(Data for analysis)

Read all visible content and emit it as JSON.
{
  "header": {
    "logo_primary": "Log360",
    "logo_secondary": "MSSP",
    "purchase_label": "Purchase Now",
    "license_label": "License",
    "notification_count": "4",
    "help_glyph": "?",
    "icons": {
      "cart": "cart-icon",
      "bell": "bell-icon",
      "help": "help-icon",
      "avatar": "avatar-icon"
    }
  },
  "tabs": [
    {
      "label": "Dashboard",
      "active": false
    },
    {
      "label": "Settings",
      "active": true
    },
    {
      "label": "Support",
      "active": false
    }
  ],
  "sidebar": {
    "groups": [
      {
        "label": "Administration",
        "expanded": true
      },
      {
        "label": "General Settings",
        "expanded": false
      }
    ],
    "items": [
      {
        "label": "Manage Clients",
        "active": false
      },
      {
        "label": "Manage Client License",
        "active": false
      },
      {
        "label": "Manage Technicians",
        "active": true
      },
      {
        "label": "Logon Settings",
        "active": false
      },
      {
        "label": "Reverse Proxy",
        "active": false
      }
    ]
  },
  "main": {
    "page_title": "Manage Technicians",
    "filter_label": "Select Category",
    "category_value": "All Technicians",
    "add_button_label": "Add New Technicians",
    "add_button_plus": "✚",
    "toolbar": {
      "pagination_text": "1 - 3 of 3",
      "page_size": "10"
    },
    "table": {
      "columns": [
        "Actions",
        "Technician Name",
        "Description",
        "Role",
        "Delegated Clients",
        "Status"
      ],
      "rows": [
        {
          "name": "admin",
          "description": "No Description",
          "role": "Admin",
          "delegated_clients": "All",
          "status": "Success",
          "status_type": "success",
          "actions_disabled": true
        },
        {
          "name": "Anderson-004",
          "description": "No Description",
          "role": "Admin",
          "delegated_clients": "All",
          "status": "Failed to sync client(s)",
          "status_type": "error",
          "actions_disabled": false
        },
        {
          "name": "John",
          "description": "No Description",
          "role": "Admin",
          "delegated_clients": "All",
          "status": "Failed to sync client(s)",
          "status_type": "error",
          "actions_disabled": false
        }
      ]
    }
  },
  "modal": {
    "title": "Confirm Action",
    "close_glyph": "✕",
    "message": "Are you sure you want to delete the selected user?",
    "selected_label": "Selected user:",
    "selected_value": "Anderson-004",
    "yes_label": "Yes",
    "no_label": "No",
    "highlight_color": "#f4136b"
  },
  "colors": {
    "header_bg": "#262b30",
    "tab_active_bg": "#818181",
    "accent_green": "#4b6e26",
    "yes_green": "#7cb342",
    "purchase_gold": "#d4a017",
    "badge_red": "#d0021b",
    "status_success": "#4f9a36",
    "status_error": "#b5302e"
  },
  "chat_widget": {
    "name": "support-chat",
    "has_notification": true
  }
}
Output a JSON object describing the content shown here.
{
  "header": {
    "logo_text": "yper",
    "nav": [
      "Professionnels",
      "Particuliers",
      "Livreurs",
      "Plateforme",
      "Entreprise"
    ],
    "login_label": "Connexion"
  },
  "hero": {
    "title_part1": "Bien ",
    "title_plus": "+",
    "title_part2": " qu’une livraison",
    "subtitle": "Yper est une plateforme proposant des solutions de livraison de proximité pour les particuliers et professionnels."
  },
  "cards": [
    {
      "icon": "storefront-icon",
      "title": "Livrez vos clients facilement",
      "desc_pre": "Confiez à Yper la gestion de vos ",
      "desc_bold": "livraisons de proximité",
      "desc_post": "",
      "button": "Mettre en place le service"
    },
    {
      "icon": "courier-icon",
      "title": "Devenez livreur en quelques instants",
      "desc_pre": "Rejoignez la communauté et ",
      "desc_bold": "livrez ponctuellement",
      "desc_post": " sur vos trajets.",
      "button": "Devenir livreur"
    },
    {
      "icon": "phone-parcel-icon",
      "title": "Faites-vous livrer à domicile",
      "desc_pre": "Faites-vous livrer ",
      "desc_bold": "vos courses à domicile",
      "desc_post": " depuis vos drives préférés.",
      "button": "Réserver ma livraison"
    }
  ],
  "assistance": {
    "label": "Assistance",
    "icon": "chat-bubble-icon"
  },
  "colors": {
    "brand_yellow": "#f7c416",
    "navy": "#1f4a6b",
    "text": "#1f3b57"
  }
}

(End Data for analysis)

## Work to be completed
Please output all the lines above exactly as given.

## Expected output
Read all visible content and emit it as JSON.
{
  "header": {
    "logo_primary": "Log360",
    "logo_secondary": "MSSP",
    "purchase_label": "Purchase Now",
    "license_label": "License",
    "notification_count": "4",
    "help_glyph": "?",
    "icons": {
      "cart": "cart-icon",
      "bell": "bell-icon",
      "help": "help-icon",
      "avatar": "avatar-icon"
    }
  },
  "tabs": [
    {
      "label": "Dashboard",
      "active": false
    },
    {
      "label": "Settings",
      "active": true
    },
    {
      "label": "Support",
      "active": false
    }
  ],
  "sidebar": {
    "groups": [
      {
        "label": "Administration",
        "expanded": true
      },
      {
        "label": "General Settings",
        "expanded": false
      }
    ],
    "items": [
      {
        "label": "Manage Clients",
        "active": false
      },
      {
        "label": "Manage Client License",
        "active": false
      },
      {
        "label": "Manage Technicians",
        "active": true
      },
      {
        "label": "Logon Settings",
        "active": false
      },
      {
        "label": "Reverse Proxy",
        "active": false
      }
    ]
  },
  "main": {
    "page_title": "Manage Technicians",
    "filter_label": "Select Category",
    "category_value": "All Technicians",
    "add_button_label": "Add New Technicians",
    "add_button_plus": "✚",
    "toolbar": {
      "pagination_text": "1 - 3 of 3",
      "page_size": "10"
    },
    "table": {
      "columns": [
        "Actions",
        "Technician Name",
        "Description",
        "Role",
        "Delegated Clients",
        "Status"
      ],
      "rows": [
        {
          "name": "admin",
          "description": "No Description",
          "role": "Admin",
          "delegated_clients": "All",
          "status": "Success",
          "status_type": "success",
          "actions_disabled": true
        },
        {
          "name": "Anderson-004",
          "description": "No Description",
          "role": "Admin",
          "delegated_clients": "All",
          "status": "Failed to sync client(s)",
          "status_type": "error",
          "actions_disabled": false
        },
        {
          "name": "John",
          "description": "No Description",
          "role": "Admin",
          "delegated_clients": "All",
          "status": "Failed to sync client(s)",
          "status_type": "error",
          "actions_disabled": false
        }
      ]
    }
  },
  "modal": {
    "title": "Confirm Action",
    "close_glyph": "✕",
    "message": "Are you sure you want to delete the selected user?",
    "selected_label": "Selected user:",
    "selected_value": "Anderson-004",
    "yes_label": "Yes",
    "no_label": "No",
    "highlight_color": "#f4136b"
  },
  "colors": {
    "header_bg": "#262b30",
    "tab_active_bg": "#818181",
    "accent_green": "#4b6e26",
    "yes_green": "#7cb342",
    "purchase_gold": "#d4a017",
    "badge_red": "#d0021b",
    "status_success": "#4f9a36",
    "status_error": "#b5302e"
  },
  "chat_widget": {
    "name": "support-chat",
    "has_notification": true
  }
}
Output a JSON object describing the content shown here.
{
  "header": {
    "logo_text": "yper",
    "nav": [
      "Professionnels",
      "Particuliers",
      "Livreurs",
      "Plateforme",
      "Entreprise"
    ],
    "login_label": "Connexion"
  },
  "hero": {
    "title_part1": "Bien ",
    "title_plus": "+",
    "title_part2": " qu’une livraison",
    "subtitle": "Yper est une plateforme proposant des solutions de livraison de proximité pour les particuliers et professionnels."
  },
  "cards": [
    {
      "icon": "storefront-icon",
      "title": "Livrez vos clients facilement",
      "desc_pre": "Confiez à Yper la gestion de vos ",
      "desc_bold": "livraisons de proximité",
      "desc_post": "",
      "button": "Mettre en place le service"
    },
    {
      "icon": "courier-icon",
      "title": "Devenez livreur en quelques instants",
      "desc_pre": "Rejoignez la communauté et ",
      "desc_bold": "livrez ponctuellement",
      "desc_post": " sur vos trajets.",
      "button": "Devenir livreur"
    },
    {
      "icon": "phone-parcel-icon",
      "title": "Faites-vous livrer à domicile",
      "desc_pre": "Faites-vous livrer ",
      "desc_bold": "vos courses à domicile",
      "desc_post": " depuis vos drives préférés.",
      "button": "Réserver ma livraison"
    }
  ],
  "assistance": {
    "label": "Assistance",
    "icon": "chat-bubble-icon"
  },
  "colors": {
    "brand_yellow": "#f7c416",
    "navy": "#1f4a6b",
    "text": "#1f3b57"
  }
}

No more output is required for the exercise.